I am not yet at the point of homeschooling a high school student, but it feels like the moment is only minutes away. If you are anything like me, you began homeschooling your children when they were young and in elementary school. Although there are challenges during those ages, I think many of us feel a level of confidence teaching a child in the early grades. After all, as adults, are we not smarter than a fifth grader?
As our children advance in age and grade, the educational experience becomes one that is more challenging for the student and the parent. Both roles change and the learning experience becomes even more of a collective experience between parent and child, while also allowing your child to grow as an individual. It is not about them learning the material, getting the grade and gaining that spot in a good college or university. That was Bortins goal with her older sons, but she has change perspective with her younger ones.
“I feel college preparation is too small a goal…With my younger sons, my only goal is to raise virtuous men. Virtuous men have no problem going to college, because they are studious.” ~Leigh A. Bortins
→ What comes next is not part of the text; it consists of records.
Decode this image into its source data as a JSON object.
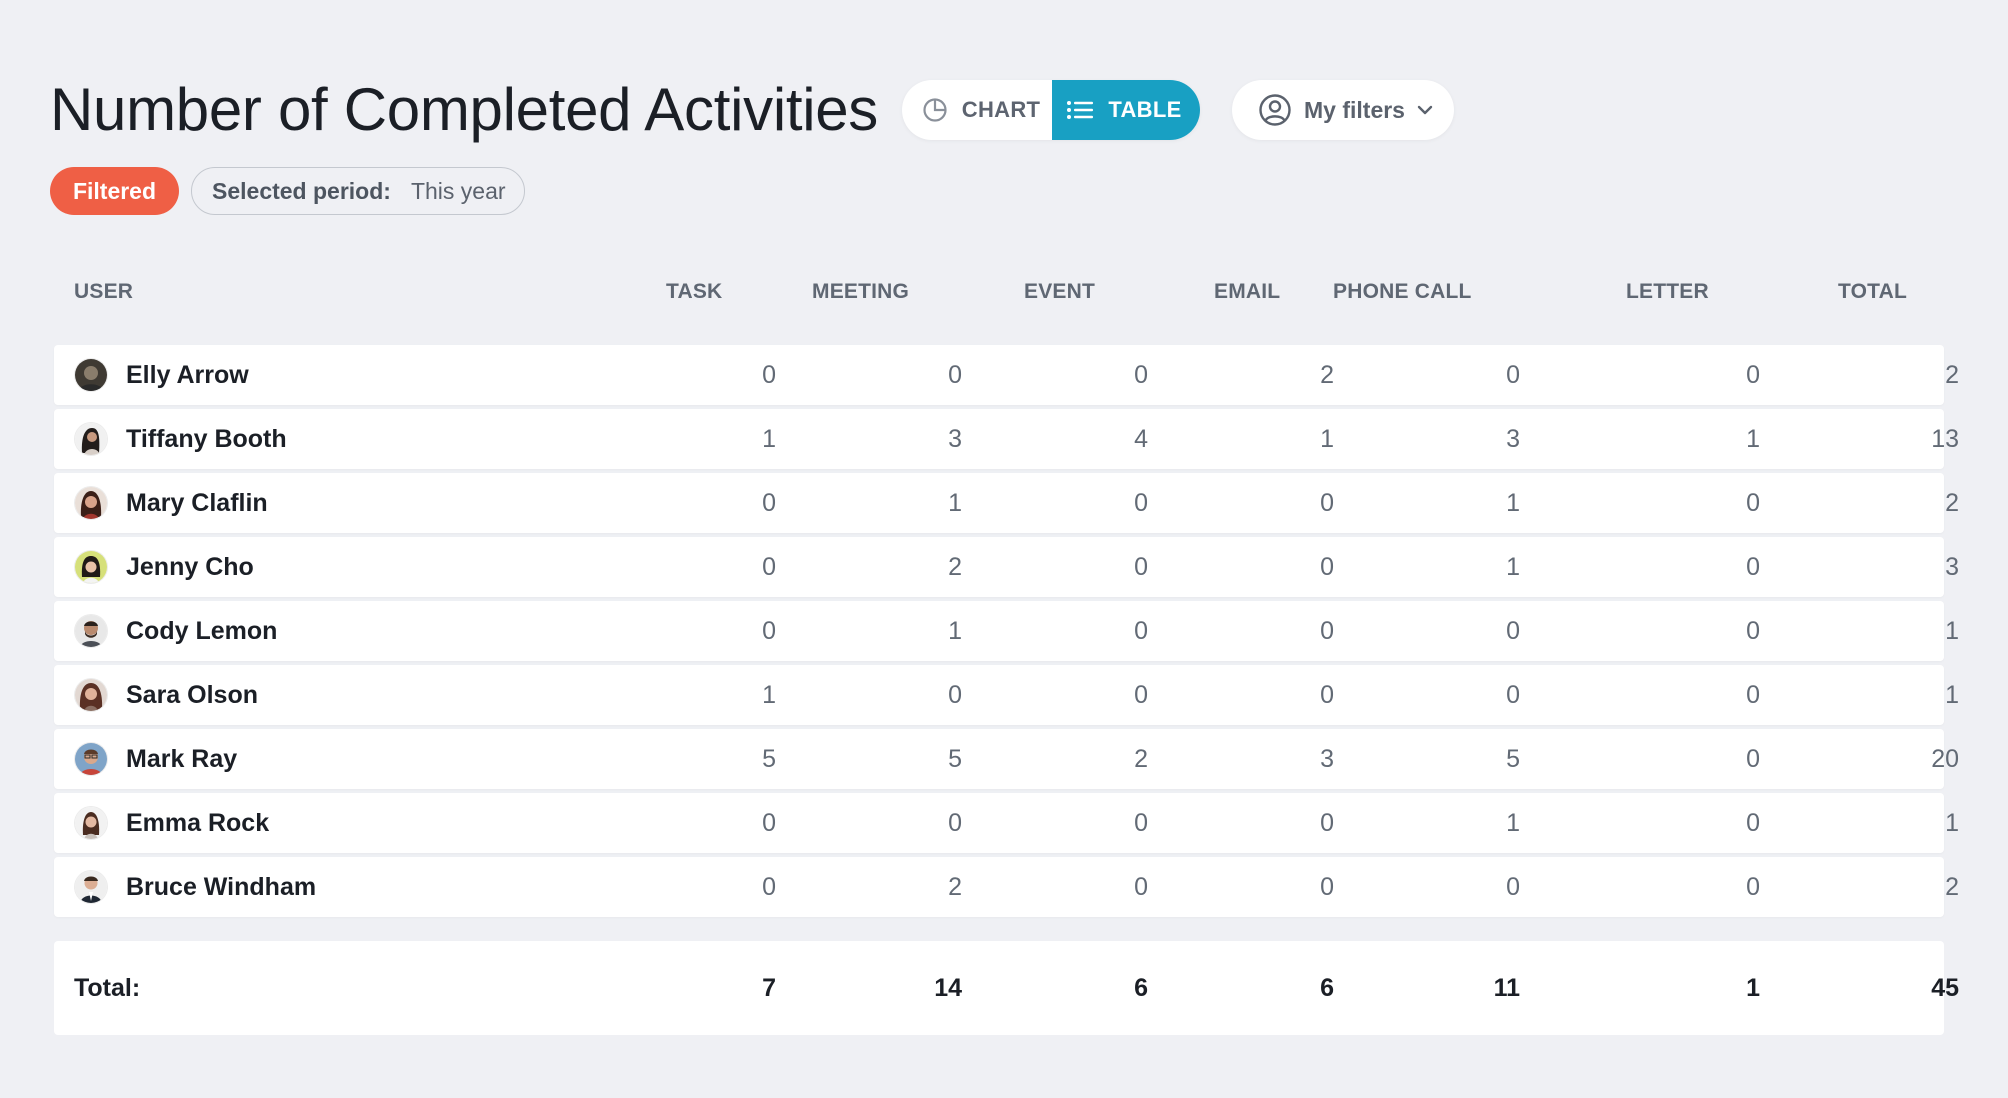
{
  "header": {
    "title": "Number of Completed Activities",
    "chart_label": "CHART",
    "table_label": "TABLE",
    "filters_label": "My filters",
    "badge": "Filtered",
    "period_label": "Selected period:",
    "period_value": "This year"
  },
  "colors": {
    "accent": "#18a0c3",
    "badge": "#ef5f45",
    "background": "#eff0f4"
  },
  "columns": [
    "USER",
    "TASK",
    "MEETING",
    "EVENT",
    "EMAIL",
    "PHONE CALL",
    "LETTER",
    "TOTAL"
  ],
  "rows": [
    {
      "name": "Elly Arrow",
      "values": [
        "0",
        "0",
        "0",
        "2",
        "0",
        "0",
        "2"
      ]
    },
    {
      "name": "Tiffany Booth",
      "values": [
        "1",
        "3",
        "4",
        "1",
        "3",
        "1",
        "13"
      ]
    },
    {
      "name": "Mary Claflin",
      "values": [
        "0",
        "1",
        "0",
        "0",
        "1",
        "0",
        "2"
      ]
    },
    {
      "name": "Jenny Cho",
      "values": [
        "0",
        "2",
        "0",
        "0",
        "1",
        "0",
        "3"
      ]
    },
    {
      "name": "Cody Lemon",
      "values": [
        "0",
        "1",
        "0",
        "0",
        "0",
        "0",
        "1"
      ]
    },
    {
      "name": "Sara Olson",
      "values": [
        "1",
        "0",
        "0",
        "0",
        "0",
        "0",
        "1"
      ]
    },
    {
      "name": "Mark Ray",
      "values": [
        "5",
        "5",
        "2",
        "3",
        "5",
        "0",
        "20"
      ]
    },
    {
      "name": "Emma Rock",
      "values": [
        "0",
        "0",
        "0",
        "0",
        "1",
        "0",
        "1"
      ]
    },
    {
      "name": "Bruce Windham",
      "values": [
        "0",
        "2",
        "0",
        "0",
        "0",
        "0",
        "2"
      ]
    }
  ],
  "totals": {
    "label": "Total:",
    "values": [
      "7",
      "14",
      "6",
      "6",
      "11",
      "1",
      "45"
    ]
  }
}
The Conversation is the third book in a series that begins with The Core and follows with The Question. Author and Classical Conversations founder Leigh A. Bortins really understands the child and the parent, which is evident as you read The Conversation. She promotes the special time this period, high school, brings in the lives of a family. Your child is at a point where his thinking is more mature and the conversations that can evolve from your interactions strengthen their development as well as that of the family. It is definitely not time to send them away (to public school, etc.) and forgo the opportunity of growing together as your child continues to learn.
I considered the Classical Conversations program for my children, but opted to not pursue that direction. Although our learning style is heavily classical, I just chose a different way to pursue that style. So far, it has worked well for our family.
The Conversation greets parents about to embark on the high school experience. I love the first chapter, titled Confident Parents, which is exactly what every parent at that stage needs to have addressed before reading any further. Your confidence is probably definitely wavering if you have never taught a high school student. The chapter is meant to encourage the parent and it does. What I like is that Bortins does not fill the pages of that chapter with fluff and flippant expressions of encouragement. I think what makes the chapter so powerful is that she shares her personal experience making it all very real. Through her eyes and experience I believe I can do the same with my children in their education.
Bortins leaves no room for a parent to make an excuse as to why they should not homeschool through high school. She addresses many questions like “How can I teach high school subjects when I’m no expert (or did not do well in school)?” What do I do if I don’t get along with my student? What if my child is gifted or has special needs? From there, Bortins continues to tell the parent exactly how they can be successful, by taking one subject at a time and walking them through how to approach each one.
I enjoyed reading through The Conversation, but must admit I felt like I was joining in a conversation that started before my arrival (two books ago). Although it is not necessary for you to read the books in order, as I turned the pages in The Conversation, it only peaked my curiosity more to know what I missed in the first two books. I plan to read The Core and may eventually purchase The Question.
If you are about to embark on the high school experience with your child, I suggest reading The Conversation. Whether or not you are confident in that journey, Bortins offers some valuable information and personal experiences that makes the book a good read.
PRICE AND AVAILABILITY
The Conversation is available for $16.
You can read more reviews of this item by fellow crew members.